Back in the shadows of the narrow alleyway, Agvo held the strange gold coin in his hand, inspecting its rough but gleaming surface. “Muult’plii,” he whispered, wondering if the sage’s information had been worth the high price and the days of waiting while the old greybeard poured through ancient scrolls and musty tomes.
At the sound of the magic word, the coin shimmered for an instant and then a second coin, a perfect duplicate of the first, appeared in his hand. Agvo’s jaw dropped open in surprise.
“Muult’plii,” he whispered again. This time both coins shimmered and two duplicates suddenly appeared. “Muult’plii,” he said again, not whispering. In a flash, he held eight gold coins in his hand. “Muult’plii!” he said excitedly. The eight became sixteen. “Muult’plii!” Thirty-two.
Out on the street, Kilgore hurried along as best he could without attracting attention. Any second now the city watch would spot them, and it would time to fight yet again. They had to get out of town before that happened. So where in the Abyss had Agvo got to now? In fact, why had he been skulking around since they arrived four days ago?
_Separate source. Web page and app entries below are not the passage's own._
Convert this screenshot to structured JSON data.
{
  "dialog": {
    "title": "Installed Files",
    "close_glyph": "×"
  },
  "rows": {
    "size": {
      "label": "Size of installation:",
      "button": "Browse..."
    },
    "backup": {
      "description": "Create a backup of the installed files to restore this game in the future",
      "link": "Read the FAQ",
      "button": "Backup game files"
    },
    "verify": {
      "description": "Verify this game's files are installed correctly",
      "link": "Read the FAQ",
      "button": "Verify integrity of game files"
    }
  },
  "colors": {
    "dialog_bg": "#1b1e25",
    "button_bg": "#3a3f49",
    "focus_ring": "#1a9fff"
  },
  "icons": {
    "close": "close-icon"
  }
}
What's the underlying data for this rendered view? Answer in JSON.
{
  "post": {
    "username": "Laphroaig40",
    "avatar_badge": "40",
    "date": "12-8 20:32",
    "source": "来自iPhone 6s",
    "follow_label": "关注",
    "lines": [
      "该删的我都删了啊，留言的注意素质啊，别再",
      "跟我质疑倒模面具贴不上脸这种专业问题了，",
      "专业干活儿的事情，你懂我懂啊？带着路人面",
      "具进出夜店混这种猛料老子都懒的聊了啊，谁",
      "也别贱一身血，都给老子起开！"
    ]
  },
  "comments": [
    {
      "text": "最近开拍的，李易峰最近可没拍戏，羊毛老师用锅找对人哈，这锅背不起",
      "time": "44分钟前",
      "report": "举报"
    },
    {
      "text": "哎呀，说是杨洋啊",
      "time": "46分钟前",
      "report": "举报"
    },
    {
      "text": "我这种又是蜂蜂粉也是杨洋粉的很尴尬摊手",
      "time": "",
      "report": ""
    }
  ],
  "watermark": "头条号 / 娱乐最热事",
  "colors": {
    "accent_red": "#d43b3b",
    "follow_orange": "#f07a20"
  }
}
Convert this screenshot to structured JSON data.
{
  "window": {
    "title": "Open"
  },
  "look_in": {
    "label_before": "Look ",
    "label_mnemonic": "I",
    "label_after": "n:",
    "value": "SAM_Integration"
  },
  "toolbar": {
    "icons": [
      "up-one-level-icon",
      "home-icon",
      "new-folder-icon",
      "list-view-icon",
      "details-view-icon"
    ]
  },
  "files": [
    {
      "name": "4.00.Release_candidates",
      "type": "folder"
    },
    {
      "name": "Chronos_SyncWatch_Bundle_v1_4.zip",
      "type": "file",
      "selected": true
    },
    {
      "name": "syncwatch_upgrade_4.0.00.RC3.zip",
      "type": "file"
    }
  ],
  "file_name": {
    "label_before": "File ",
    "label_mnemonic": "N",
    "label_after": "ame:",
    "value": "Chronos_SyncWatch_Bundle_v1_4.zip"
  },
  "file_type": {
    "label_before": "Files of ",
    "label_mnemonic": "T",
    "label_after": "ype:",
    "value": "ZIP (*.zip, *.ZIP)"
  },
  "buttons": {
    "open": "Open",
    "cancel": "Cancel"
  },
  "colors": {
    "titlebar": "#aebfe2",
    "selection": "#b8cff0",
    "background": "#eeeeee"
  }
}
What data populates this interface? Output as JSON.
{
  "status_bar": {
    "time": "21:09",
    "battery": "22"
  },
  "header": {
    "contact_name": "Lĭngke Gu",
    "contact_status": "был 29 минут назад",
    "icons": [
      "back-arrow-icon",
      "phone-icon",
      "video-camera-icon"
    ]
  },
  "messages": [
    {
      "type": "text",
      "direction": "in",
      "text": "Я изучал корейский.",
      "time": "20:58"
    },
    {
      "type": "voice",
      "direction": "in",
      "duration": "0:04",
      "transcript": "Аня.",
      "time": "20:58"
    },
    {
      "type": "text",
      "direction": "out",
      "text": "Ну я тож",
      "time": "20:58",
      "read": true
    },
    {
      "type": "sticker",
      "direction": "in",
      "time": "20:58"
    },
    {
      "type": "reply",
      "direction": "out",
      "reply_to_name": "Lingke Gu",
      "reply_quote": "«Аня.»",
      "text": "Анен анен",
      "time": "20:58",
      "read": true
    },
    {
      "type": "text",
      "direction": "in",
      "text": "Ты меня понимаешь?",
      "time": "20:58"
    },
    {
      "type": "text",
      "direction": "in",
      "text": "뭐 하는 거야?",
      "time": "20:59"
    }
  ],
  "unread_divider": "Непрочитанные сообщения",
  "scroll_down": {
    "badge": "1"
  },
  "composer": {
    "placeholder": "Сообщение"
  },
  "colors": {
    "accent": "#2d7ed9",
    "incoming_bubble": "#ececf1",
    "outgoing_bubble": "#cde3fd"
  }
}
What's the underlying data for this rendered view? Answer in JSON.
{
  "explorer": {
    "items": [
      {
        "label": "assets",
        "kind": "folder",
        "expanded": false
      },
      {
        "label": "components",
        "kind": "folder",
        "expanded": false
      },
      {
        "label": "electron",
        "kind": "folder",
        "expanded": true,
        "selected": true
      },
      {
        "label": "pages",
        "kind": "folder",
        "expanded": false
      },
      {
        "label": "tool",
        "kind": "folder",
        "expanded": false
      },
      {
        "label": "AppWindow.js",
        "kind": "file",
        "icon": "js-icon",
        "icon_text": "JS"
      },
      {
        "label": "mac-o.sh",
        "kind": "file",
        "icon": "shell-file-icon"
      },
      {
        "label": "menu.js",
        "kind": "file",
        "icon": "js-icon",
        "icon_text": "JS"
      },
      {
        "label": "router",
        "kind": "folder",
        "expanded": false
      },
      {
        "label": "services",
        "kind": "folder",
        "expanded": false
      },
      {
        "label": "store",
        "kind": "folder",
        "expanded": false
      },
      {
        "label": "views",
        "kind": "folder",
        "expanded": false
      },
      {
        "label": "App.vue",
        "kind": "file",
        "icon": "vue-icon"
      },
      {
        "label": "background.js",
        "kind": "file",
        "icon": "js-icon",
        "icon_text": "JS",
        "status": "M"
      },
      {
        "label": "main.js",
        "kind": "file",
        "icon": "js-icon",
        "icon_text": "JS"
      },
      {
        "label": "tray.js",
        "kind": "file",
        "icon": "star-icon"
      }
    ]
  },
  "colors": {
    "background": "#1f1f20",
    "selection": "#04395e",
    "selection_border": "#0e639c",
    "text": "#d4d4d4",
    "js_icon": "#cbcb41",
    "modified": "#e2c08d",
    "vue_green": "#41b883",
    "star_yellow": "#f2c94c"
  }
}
In the alleyway, Agvo gazed at the coin. This was going to change everything! No more picking pockets for a couple of coppers to buy a meal. No more creeping into dark dungeons in search of gold. No more listening to anyone telling him to be mindful of what he spent. Agvo’s day of leisure had come at long last!
“What the Hades is this?!?” a voice roared. Agvo was so startled that he dropped the coin. He turned to see Kilgore rushing down from the street. Behind him was the sound of a great commotion.
“Oh,” Agvo began. “Remember that coin in the box in that chamber with the tapestry and wine rack?”
Kilgore pulled up short, glaring at him. “Devil take the coin, the tapestry, and the wine!” he shouted. “The city watch is coming! Dig yourself out of whatever deviltry you’ve been fooling with and let’s get out of here!”
Agvo looked down. He was standing in a pile of gold coins up to his knees. He hadn’t remembered making that many. He was about to reply when shouts from a group of watchmen echoed down the alley. He reached down for a coin but Kilgore had yanked him up and out of the golden heap and was dragging him roughly down the alley. As he tried in vain to break free from the warrior’s iron grip, he saw the watchmen stop at the pile of coins and begin stuffing their pockets.
“My gold!” Agvo wailed.
“Whatever the Hades you were doing,” Kilgore muttered, “you’re better off without the trouble that always accompanies that sort of sorcery…”
At first glance, this coin appears to be a normal, if old and worn, gold piece. Detect magic reveals its enchantment, but only research by a sage or similar expert can reveal its power. Upon uttering the magic word “Muult’plii,” the coin duplicates itself. Every copy within 5′ of the original will also duplicate itself if the word is said again, meaning that the number of coins can be doubled as fast as the owner can repeat the word.
If this seems to good to be true, be assured that it is. Firstly, anyone using the Evermore Coin‘s power must save vs. magic or be overcome with greed and become unable to stop multiplying the coins without outside intervention. This could lead to disaster in enclosed spaces.
Secondly, all the duplicate coins will transform into iron after one hour, meaning that anyone who purchases something with duplicate coins may have some explaining to do shortly thereafter. The original coin, easy to lose among a pile of golden duplicates, remains golden and enchanted.
The recent discussions of coins and weight reminded me of this creation from back in my early days of DMing. I can’t recall if the PC (played by my brother) who discovered the power of this item managed to grab a coin from the pile he had half buried himself in or not. If so, it must have been a copy and not the original, because I don’t remember further uses of it. It obviously has a lot of potential to unbalance things economically, but the resultant excitement when the riches turn to iron is sure to deflate anyone’s grand plans of free and easy money.